There exists [he says] a faculty in the human mind which is immensely superior to all those which are grafted or engendered in us. By means of it we can attain to union with superior intelligences, finding ourselves raised above the scenes of this earthly life, and partaking of the higher existence and superhuman powers of the inhabitants of the celestial spheres. By this faculty we find ourselves finally liberated from the dominion of Destiny [Karman], and we become, so to say, arbiters of our own fate. For when the most excellent part of us finds itself filled with energy, and when our soul is lifted up towards essences higher than science, it can separate itself from the conditions which hold it in bondage to every-day life; it exchanges its ordinary existence for another one, and renounces the conventional habits which belong to the external order of things, to give itself up to, and mix itself with, another order of things which reigns in that most elevated state of existence . . . (Iamblichus, De mysteriis, VIII, 6 and 7. )
Plato expressed the same idea in a couple of lines:
The light and spirit of the Divinity are the wings of the soul.

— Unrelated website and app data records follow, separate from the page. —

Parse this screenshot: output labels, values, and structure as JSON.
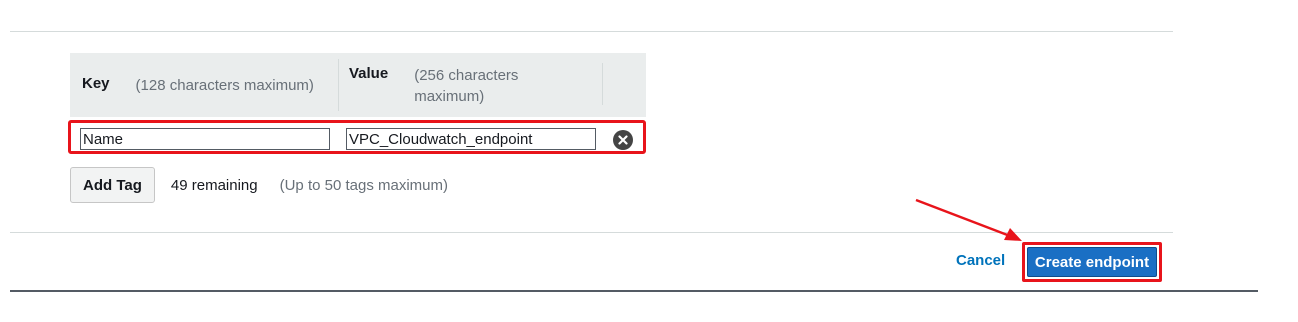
{
  "tags_table": {
    "key_header": "Key",
    "key_hint": "(128 characters maximum)",
    "value_header": "Value",
    "value_hint": "(256 characters maximum)",
    "rows": [
      {
        "key": "Name",
        "value": "VPC_Cloudwatch_endpoint"
      }
    ]
  },
  "add_tag": {
    "button_label": "Add Tag",
    "remaining": "49 remaining",
    "limit_note": "(Up to 50 tags maximum)"
  },
  "footer": {
    "cancel_label": "Cancel",
    "create_label": "Create endpoint"
  },
  "colors": {
    "highlight": "#e8141b",
    "primary_button": "#1a6fc4",
    "link": "#0073bb"
  },
  "icons": {
    "remove": "close-circle-icon",
    "annotation": "red-arrow-icon"
  }
}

They raise it to communion with the gods, above this earth, with which the spirit of man is too ready to soil itself . . . To become like the gods, is to become holy, just and wise. That is the end for which man was created, and that ought to be his aim in the acquisition of knowledge.*
This is true Theosophy, inner Theosophy, that of the soul. But, followed with a selfish aim, Theosophy changes its nature and becomes demonosophy. That is why Oriental Wisdom teaches us that the Hindu Yogi who isolates himself in an impenetrable forest, like the Christian hermit who, as was common in former times, retires to the desert, are both of them but accomplished egoists. The one acts with the sole idea of finding in the One essence of Nirvâna refuge against reincarnation; the other acts with the unique idea of saving his soul—both of them think only of themselves. Their motive is altogether personal; for, even supposing they attain their end, are they not like cowardly soldiers, who desert the regiment when it goes into action, in order to protect themselves from the bullets? In isolating themselves as they do, neither the Yogi nor the “saint” helps anyone but himself; on the contrary, both show themselves profoundly indifferent to the fate of mankind whom they fly from and desert.